* Work instructions: Take the entries below and reproduce them word for word.
____ Exercise inputs
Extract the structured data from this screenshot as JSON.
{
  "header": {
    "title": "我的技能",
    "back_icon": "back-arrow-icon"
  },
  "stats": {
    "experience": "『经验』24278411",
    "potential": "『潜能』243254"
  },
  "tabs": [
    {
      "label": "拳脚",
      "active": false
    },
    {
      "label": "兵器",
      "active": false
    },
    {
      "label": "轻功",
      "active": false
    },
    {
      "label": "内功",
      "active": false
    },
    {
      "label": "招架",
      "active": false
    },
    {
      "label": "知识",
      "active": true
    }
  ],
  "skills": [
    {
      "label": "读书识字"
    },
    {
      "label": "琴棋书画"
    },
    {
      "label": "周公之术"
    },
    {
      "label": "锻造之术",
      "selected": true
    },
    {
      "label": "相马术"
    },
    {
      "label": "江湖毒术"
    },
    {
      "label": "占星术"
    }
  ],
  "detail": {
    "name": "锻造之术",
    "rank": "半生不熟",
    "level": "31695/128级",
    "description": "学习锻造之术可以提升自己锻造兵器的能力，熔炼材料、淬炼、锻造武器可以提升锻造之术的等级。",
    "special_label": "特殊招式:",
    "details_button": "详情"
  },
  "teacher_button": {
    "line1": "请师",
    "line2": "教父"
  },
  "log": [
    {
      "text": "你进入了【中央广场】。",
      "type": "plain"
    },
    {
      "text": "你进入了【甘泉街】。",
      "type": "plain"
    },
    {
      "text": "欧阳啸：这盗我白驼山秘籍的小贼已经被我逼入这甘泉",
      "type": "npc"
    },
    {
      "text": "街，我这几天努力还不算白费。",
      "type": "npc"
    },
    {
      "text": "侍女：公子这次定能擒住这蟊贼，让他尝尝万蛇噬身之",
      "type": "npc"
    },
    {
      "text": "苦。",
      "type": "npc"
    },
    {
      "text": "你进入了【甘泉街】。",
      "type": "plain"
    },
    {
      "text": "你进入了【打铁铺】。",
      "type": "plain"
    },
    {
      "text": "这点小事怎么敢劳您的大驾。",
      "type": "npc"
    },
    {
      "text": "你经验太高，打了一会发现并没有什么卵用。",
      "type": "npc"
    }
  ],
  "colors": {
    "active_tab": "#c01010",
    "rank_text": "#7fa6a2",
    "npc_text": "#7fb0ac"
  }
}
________
* Response to the exercise:
Extract the structured data from this screenshot as JSON.
{
  "header": {
    "title": "我的技能",
    "back_icon": "back-arrow-icon"
  },
  "stats": {
    "experience": "『经验』24278411",
    "potential": "『潜能』243254"
  },
  "tabs": [
    {
      "label": "拳脚",
      "active": false
    },
    {
      "label": "兵器",
      "active": false
    },
    {
      "label": "轻功",
      "active": false
    },
    {
      "label": "内功",
      "active": false
    },
    {
      "label": "招架",
      "active": false
    },
    {
      "label": "知识",
      "active": true
    }
  ],
  "skills": [
    {
      "label": "读书识字"
    },
    {
      "label": "琴棋书画"
    },
    {
      "label": "周公之术"
    },
    {
      "label": "锻造之术",
      "selected": true
    },
    {
      "label": "相马术"
    },
    {
      "label": "江湖毒术"
    },
    {
      "label": "占星术"
    }
  ],
  "detail": {
    "name": "锻造之术",
    "rank": "半生不熟",
    "level": "31695/128级",
    "description": "学习锻造之术可以提升自己锻造兵器的能力，熔炼材料、淬炼、锻造武器可以提升锻造之术的等级。",
    "special_label": "特殊招式:",
    "details_button": "详情"
  },
  "teacher_button": {
    "line1": "请师",
    "line2": "教父"
  },
  "log": [
    {
      "text": "你进入了【中央广场】。",
      "type": "plain"
    },
    {
      "text": "你进入了【甘泉街】。",
      "type": "plain"
    },
    {
      "text": "欧阳啸：这盗我白驼山秘籍的小贼已经被我逼入这甘泉",
      "type": "npc"
    },
    {
      "text": "街，我这几天努力还不算白费。",
      "type": "npc"
    },
    {
      "text": "侍女：公子这次定能擒住这蟊贼，让他尝尝万蛇噬身之",
      "type": "npc"
    },
    {
      "text": "苦。",
      "type": "npc"
    },
    {
      "text": "你进入了【甘泉街】。",
      "type": "plain"
    },
    {
      "text": "你进入了【打铁铺】。",
      "type": "plain"
    },
    {
      "text": "这点小事怎么敢劳您的大驾。",
      "type": "npc"
    },
    {
      "text": "你经验太高，打了一会发现并没有什么卵用。",
      "type": "npc"
    }
  ],
  "colors": {
    "active_tab": "#c01010",
    "rank_text": "#7fa6a2",
    "npc_text": "#7fb0ac"
  }
}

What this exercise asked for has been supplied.